November 21 is the World Day of Remembrance for Road Traffic Victims. An estimated 1.3 million people world-wide die each year from traffic crashes. In the United States alone, 5,000 teens are killed each year in car crashes.
Awareness is growing about the critical development and public health challenge posed by road traffic deaths and injuries. This greater awareness has prompted governments and their partners to step up their response. Earlier this year, the UN General Assembly declared the first-ever “Decade of Action for Road Safety,” providing an opportunity for global action.
The United Nations Road Safety Collaboration will soon release its global plan for the decade, which calls for measures to make roads and vehicles safer, improve the behavior of drivers and pedestrians, and enhance emergency services.
The United Nations Secretary-General Ban Ki-moon said, “For my part, I have issued a directive to all United Nations staff instructing drivers of UN vehicles to practice road safety, by wearing seatbelts, obeying speed limits and avoiding the use of mobile phones and other distractions.”

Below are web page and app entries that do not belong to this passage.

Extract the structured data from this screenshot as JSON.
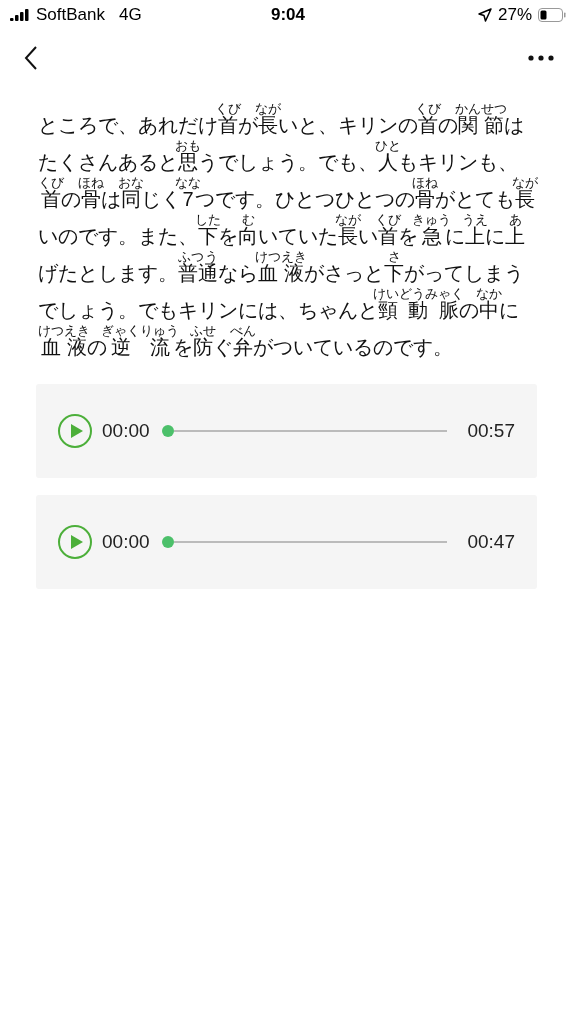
{
  "status_bar": {
    "carrier": "SoftBank",
    "network": "4G",
    "time": "9:04",
    "battery": "27%"
  },
  "paragraph": [
    {
      "text": "ところで、あれだけ"
    },
    {
      "text": "首",
      "ruby": "くび"
    },
    {
      "text": "が"
    },
    {
      "text": "長",
      "ruby": "なが"
    },
    {
      "text": "いと、キリンの"
    },
    {
      "text": "首",
      "ruby": "くび"
    },
    {
      "text": "の"
    },
    {
      "text": "関節",
      "ruby": "かんせつ"
    },
    {
      "text": "はたくさんあると"
    },
    {
      "text": "思",
      "ruby": "おも"
    },
    {
      "text": "うでしょう。でも、"
    },
    {
      "text": "人",
      "ruby": "ひと"
    },
    {
      "text": "もキリンも、"
    },
    {
      "text": "首",
      "ruby": "くび"
    },
    {
      "text": "の"
    },
    {
      "text": "骨",
      "ruby": "ほね"
    },
    {
      "text": "は"
    },
    {
      "text": "同",
      "ruby": "おな"
    },
    {
      "text": "じく"
    },
    {
      "text": "7",
      "ruby": "なな"
    },
    {
      "text": "つです。ひとつひとつの"
    },
    {
      "text": "骨",
      "ruby": "ほね"
    },
    {
      "text": "がとても"
    },
    {
      "text": "長",
      "ruby": "なが"
    },
    {
      "text": "いのです。また、"
    },
    {
      "text": "下",
      "ruby": "した"
    },
    {
      "text": "を"
    },
    {
      "text": "向",
      "ruby": "む"
    },
    {
      "text": "いていた"
    },
    {
      "text": "長",
      "ruby": "なが"
    },
    {
      "text": "い"
    },
    {
      "text": "首",
      "ruby": "くび"
    },
    {
      "text": "を"
    },
    {
      "text": "急",
      "ruby": "きゅう"
    },
    {
      "text": "に"
    },
    {
      "text": "上",
      "ruby": "うえ"
    },
    {
      "text": "に"
    },
    {
      "text": "上",
      "ruby": "あ"
    },
    {
      "text": "げたとします。"
    },
    {
      "text": "普通",
      "ruby": "ふつう"
    },
    {
      "text": "なら"
    },
    {
      "text": "血液",
      "ruby": "けつえき"
    },
    {
      "text": "がさっと"
    },
    {
      "text": "下",
      "ruby": "さ"
    },
    {
      "text": "がってしまうでしょう。でもキリンには、ちゃんと"
    },
    {
      "text": "頸動脈",
      "ruby": "けいどうみゃく"
    },
    {
      "text": "の"
    },
    {
      "text": "中",
      "ruby": "なか"
    },
    {
      "text": "に"
    },
    {
      "text": "血液",
      "ruby": "けつえき"
    },
    {
      "text": "の"
    },
    {
      "text": "逆流",
      "ruby": "ぎゃくりゅう"
    },
    {
      "text": "を"
    },
    {
      "text": "防",
      "ruby": "ふせ"
    },
    {
      "text": "ぐ"
    },
    {
      "text": "弁",
      "ruby": "べん"
    },
    {
      "text": "がついているのです。"
    }
  ],
  "audio_players": [
    {
      "current": "00:00",
      "duration": "00:57",
      "level": 0
    },
    {
      "current": "00:00",
      "duration": "00:47",
      "level": 0
    }
  ]
}
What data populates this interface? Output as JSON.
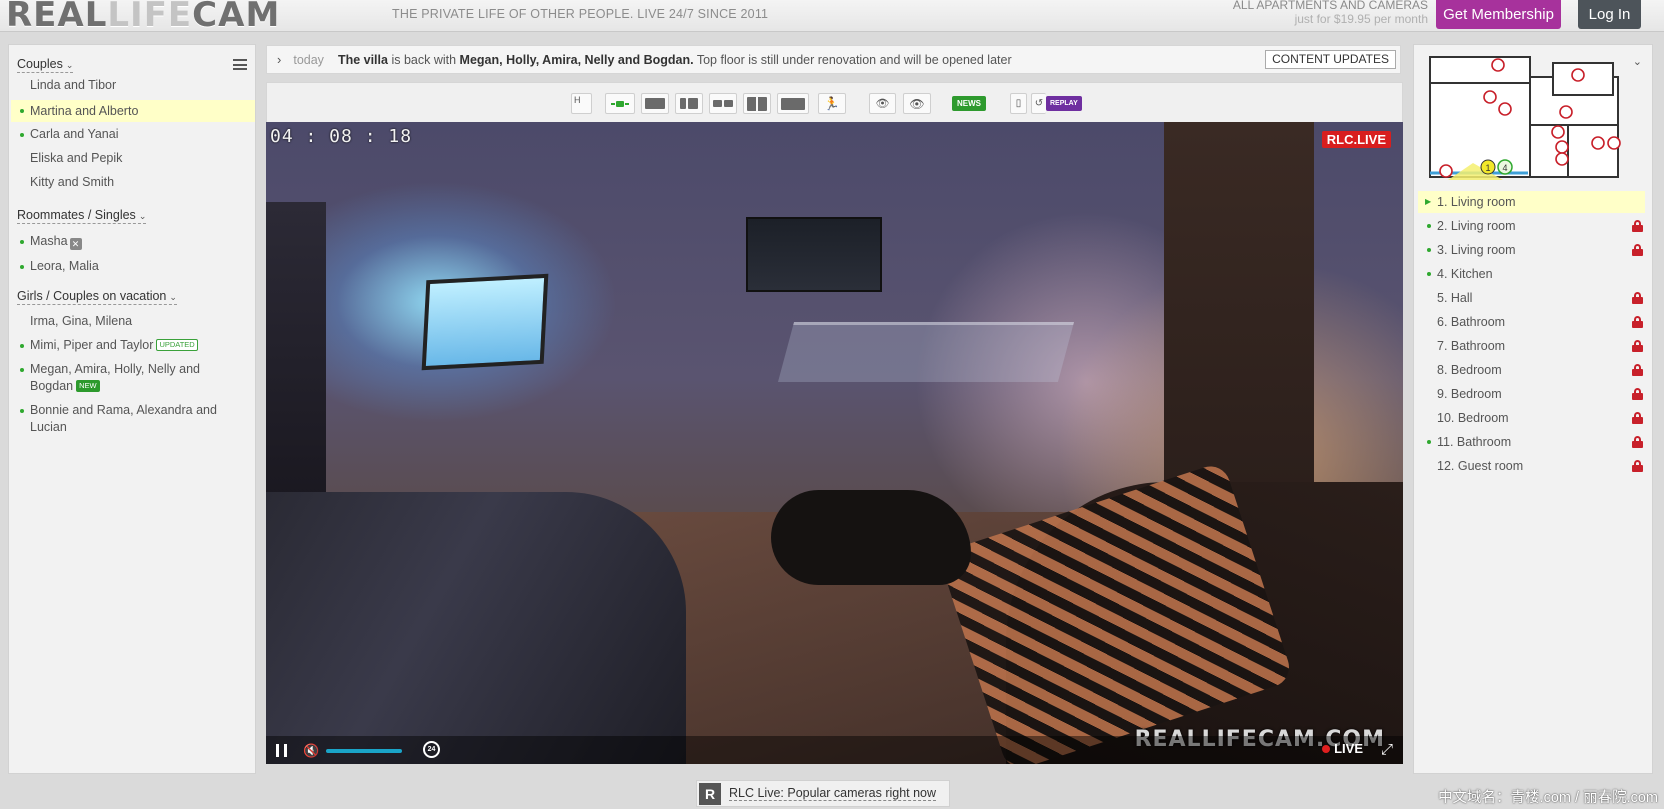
{
  "header": {
    "logo": {
      "part1": "REAL",
      "part2": "LIFE",
      "part3": "CAM"
    },
    "tagline": "THE PRIVATE LIFE OF OTHER PEOPLE. LIVE 24/7 SINCE 2011",
    "promo_line1": "ALL APARTMENTS AND CAMERAS",
    "promo_line2": "just for $19.95 per month",
    "membership_label": "Get Membership",
    "login_label": "Log In"
  },
  "sidebar": {
    "groups": [
      {
        "title": "Couples",
        "items": [
          {
            "label": "Linda and Tibor",
            "online": false
          },
          {
            "label": "Martina and Alberto",
            "online": true,
            "active": true
          },
          {
            "label": "Carla and Yanai",
            "online": true
          },
          {
            "label": "Eliska and Pepik",
            "online": false
          },
          {
            "label": "Kitty and Smith",
            "online": false
          }
        ]
      },
      {
        "title": "Roommates / Singles",
        "items": [
          {
            "label": "Masha",
            "online": true
          },
          {
            "label": "Leora, Malia",
            "online": true
          }
        ]
      },
      {
        "title": "Girls / Couples on vacation",
        "items": [
          {
            "label": "Irma, Gina, Milena",
            "online": false
          },
          {
            "label": "Mimi, Piper and Taylor",
            "online": true,
            "badge": "UPDATED"
          },
          {
            "label_line1": "Megan, Amira, Holly, Nelly and",
            "label_line2": "Bogdan",
            "online": true,
            "badge": "NEW"
          },
          {
            "label_line1": "Bonnie and Rama, Alexandra and",
            "label_line2": "Lucian",
            "online": true
          }
        ]
      }
    ]
  },
  "newsbar": {
    "when": "today",
    "bold1": "The villa",
    "text1": " is back with ",
    "bold2": "Megan, Holly, Amira, Nelly and Bogdan.",
    "text2": " Top floor is still under renovation and will be opened later",
    "content_updates_label": "CONTENT UPDATES"
  },
  "toolbar": {
    "hd_label": "H",
    "news_label": "NEWS",
    "replay_label": "REPLAY"
  },
  "player": {
    "timestamp": "04 : 08 : 18",
    "badge": "RLC.LIVE",
    "watermark": "REALLIFECAM.COM",
    "live_label": "LIVE",
    "rewind_label": "24",
    "volume_level": 1.0
  },
  "floorplan": {
    "camera_markers": [
      "1",
      "4"
    ]
  },
  "cameras": [
    {
      "label": "1. Living room",
      "online": true,
      "locked": false,
      "active": true
    },
    {
      "label": "2. Living room",
      "online": true,
      "locked": true
    },
    {
      "label": "3. Living room",
      "online": true,
      "locked": true
    },
    {
      "label": "4. Kitchen",
      "online": true,
      "locked": false
    },
    {
      "label": "5. Hall",
      "online": false,
      "locked": true
    },
    {
      "label": "6. Bathroom",
      "online": false,
      "locked": true
    },
    {
      "label": "7. Bathroom",
      "online": false,
      "locked": true
    },
    {
      "label": "8. Bedroom",
      "online": false,
      "locked": true
    },
    {
      "label": "9. Bedroom",
      "online": false,
      "locked": true
    },
    {
      "label": "10. Bedroom",
      "online": false,
      "locked": true
    },
    {
      "label": "11. Bathroom",
      "online": true,
      "locked": true
    },
    {
      "label": "12. Guest room",
      "online": false,
      "locked": true
    }
  ],
  "bottom": {
    "popular_label": "RLC Live: Popular cameras right now",
    "icon_letter": "R"
  },
  "overlay": {
    "cn_watermark": "中文域名：青楼.com / 丽春院.com"
  },
  "colors": {
    "accent_membership": "#a7329c",
    "login_bg": "#4d545a",
    "online_dot": "#2fa82f",
    "active_row": "#ffffc8",
    "lock": "#c8202a",
    "live_badge": "#d81e1e"
  }
}
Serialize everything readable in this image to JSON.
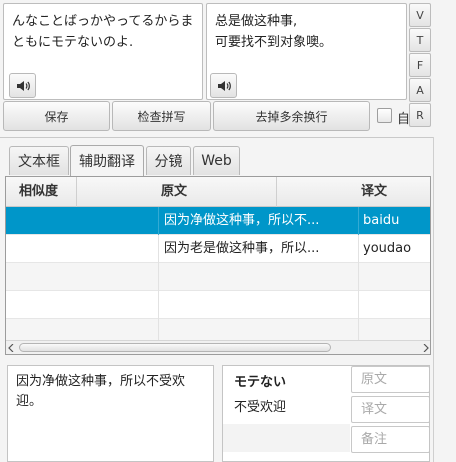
{
  "source_text": "んなことばっかやってるからまともにモテないのよ.",
  "target_text": "总是做这种事,\n可要找不到对象噢。",
  "side_buttons": [
    "V",
    "T",
    "F",
    "A",
    "R"
  ],
  "toolbar": {
    "save": "保存",
    "spellcheck": "检查拼写",
    "remove_newlines": "去掉多余换行",
    "auto_label": "自"
  },
  "tabs": [
    "文本框",
    "辅助翻译",
    "分镜",
    "Web"
  ],
  "table": {
    "headers": [
      "相似度",
      "原文",
      "译文"
    ],
    "rows": [
      {
        "similarity": "",
        "source": "因为净做这种事，所以不...",
        "translation": "baidu"
      },
      {
        "similarity": "",
        "source": "因为老是做这种事，所以...",
        "translation": "youdao"
      }
    ]
  },
  "detail_text": "因为净做这种事，所以不受欢迎。",
  "glossary": {
    "term": "モテない",
    "meaning": "不受欢迎"
  },
  "fields": {
    "source_placeholder": "原文",
    "translation_placeholder": "译文",
    "note_placeholder": "备注"
  }
}
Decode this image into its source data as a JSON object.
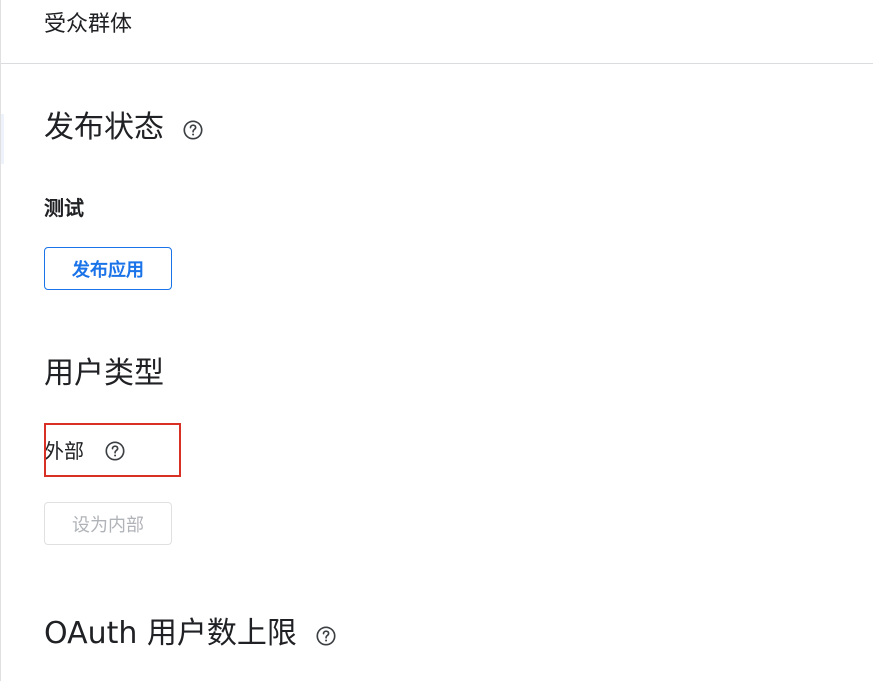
{
  "header": {
    "title": "受众群体"
  },
  "publishing_status": {
    "title": "发布状态",
    "help_icon": "help-circle-icon",
    "status_label": "测试",
    "publish_button_label": "发布应用"
  },
  "user_type": {
    "title": "用户类型",
    "value": "外部",
    "help_icon": "help-circle-icon",
    "make_internal_button_label": "设为内部",
    "make_internal_disabled": true
  },
  "oauth_user_cap": {
    "title": "OAuth 用户数上限",
    "help_icon": "help-circle-icon"
  },
  "colors": {
    "accent": "#1a73e8",
    "highlight": "#d93025",
    "disabled_text": "#b0b3b8",
    "divider": "#dadce0"
  }
}
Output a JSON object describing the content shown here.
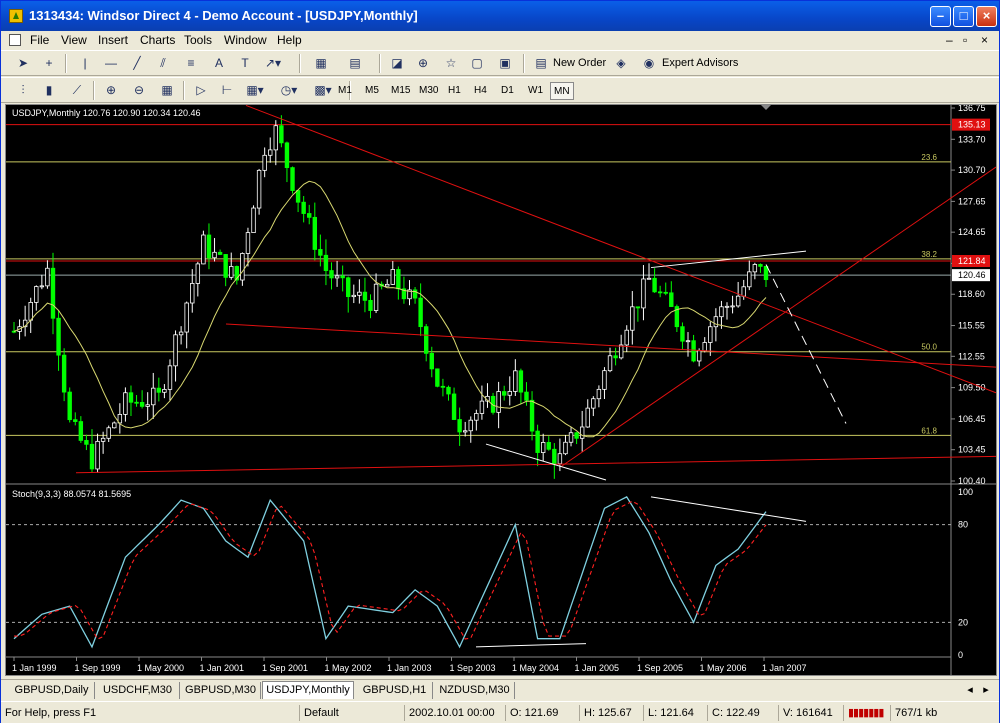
{
  "window": {
    "title": "1313434: Windsor Direct 4 - Demo Account - [USDJPY,Monthly]"
  },
  "menu": [
    "File",
    "View",
    "Insert",
    "Charts",
    "Tools",
    "Window",
    "Help"
  ],
  "toolbar": {
    "new_order": "New Order",
    "expert_advisors": "Expert Advisors"
  },
  "timeframes": [
    "M1",
    "M5",
    "M15",
    "M30",
    "H1",
    "H4",
    "D1",
    "W1",
    "MN"
  ],
  "active_timeframe": "MN",
  "chart": {
    "info": "USDJPY,Monthly  120.76 120.90 120.34 120.46",
    "price_ticks": [
      "136.75",
      "133.70",
      "130.70",
      "127.65",
      "124.65",
      "121.60",
      "118.60",
      "115.55",
      "112.55",
      "109.50",
      "106.45",
      "103.45",
      "100.40"
    ],
    "price_values": [
      136.75,
      133.7,
      130.7,
      127.65,
      124.65,
      121.6,
      118.6,
      115.55,
      112.55,
      109.5,
      106.45,
      103.45,
      100.4
    ],
    "price_min": 100.4,
    "price_max": 136.75,
    "red_level_label": "135.13",
    "red_level_value": 135.13,
    "red_level2_label": "121.84",
    "red_level2_value": 121.84,
    "bid_label": "120.46",
    "bid_value": 120.46,
    "fibo": [
      {
        "label": "23.6",
        "value": 131.5
      },
      {
        "label": "38.2",
        "value": 122.05
      },
      {
        "label": "50.0",
        "value": 113.0
      },
      {
        "label": "61.8",
        "value": 104.85
      }
    ],
    "stoch_info": "Stoch(9,3,3) 88.0574 81.5695",
    "stoch_ticks": [
      "100",
      "80",
      "20",
      "0"
    ],
    "stoch_levels": [
      80,
      20
    ],
    "date_ticks": [
      "1 Jan 1999",
      "1 Sep 1999",
      "1 May 2000",
      "1 Jan 2001",
      "1 Sep 2001",
      "1 May 2002",
      "1 Jan 2003",
      "1 Sep 2003",
      "1 May 2004",
      "1 Jan 2005",
      "1 Sep 2005",
      "1 May 2006",
      "1 Jan 2007"
    ],
    "colors": {
      "bull": "#ffffff",
      "bear": "#00ff00",
      "ma": "#d8d870",
      "trend": "#e01010",
      "stoch_main": "#7fd0e0",
      "stoch_signal": "#ff2020",
      "fibo": "#c8c860"
    }
  },
  "tabs": [
    "GBPUSD,Daily",
    "USDCHF,M30",
    "GBPUSD,M30",
    "USDJPY,Monthly",
    "GBPUSD,H1",
    "NZDUSD,M30"
  ],
  "active_tab": "USDJPY,Monthly",
  "status": {
    "help": "For Help, press F1",
    "profile": "Default",
    "datetime": "2002.10.01 00:00",
    "open": "O: 121.69",
    "high": "H: 125.67",
    "low": "L: 121.64",
    "close": "C: 122.49",
    "volume": "V: 161641",
    "traffic": "767/1 kb"
  }
}
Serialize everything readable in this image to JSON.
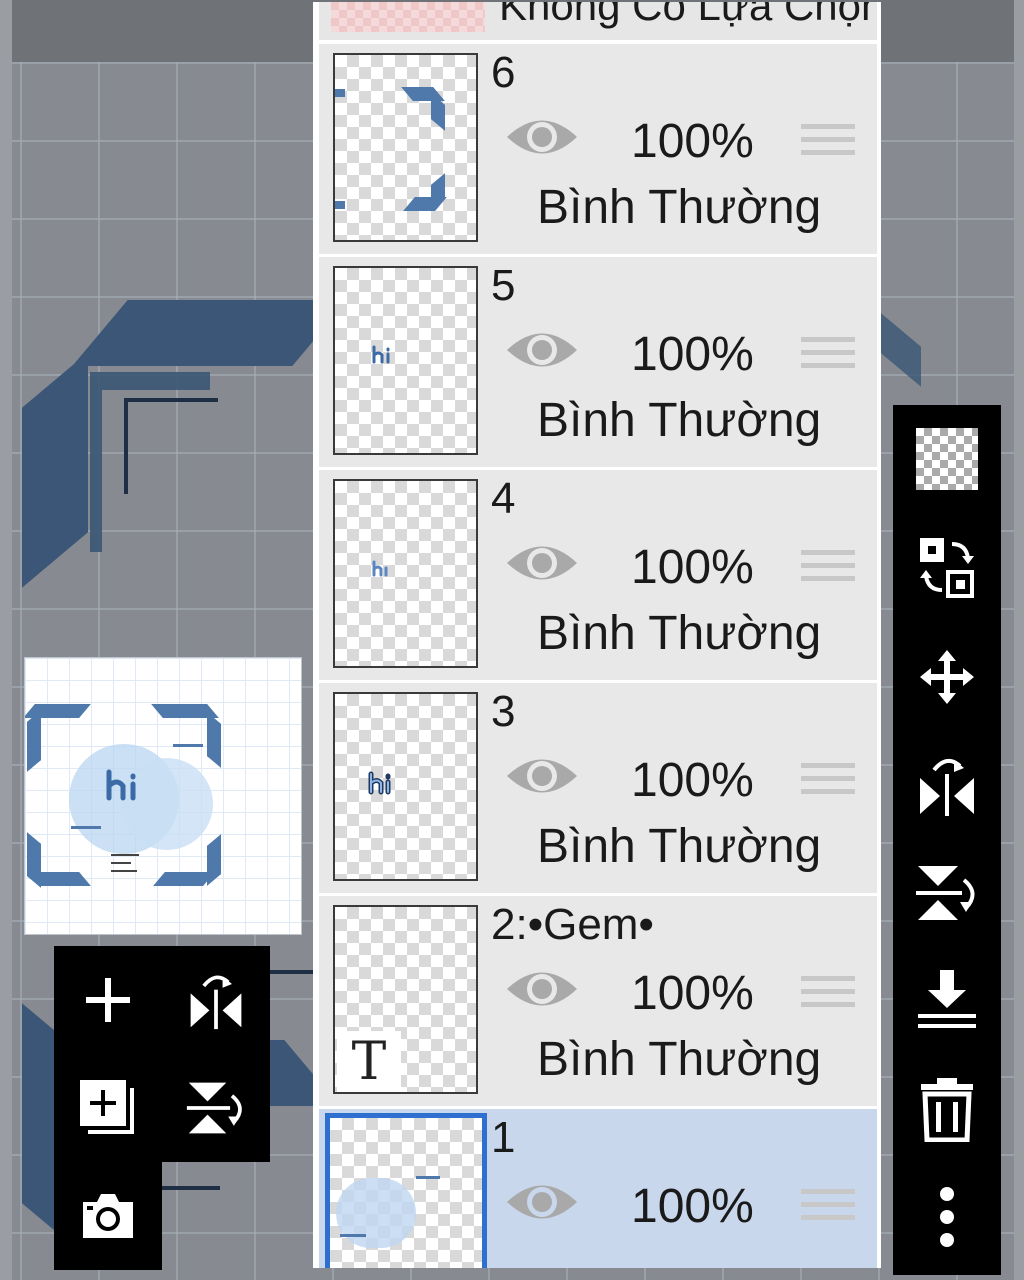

To read more about the World Day of Remembrance for Road Traffic Victims visit the United Nations Road Safety Collaboration website.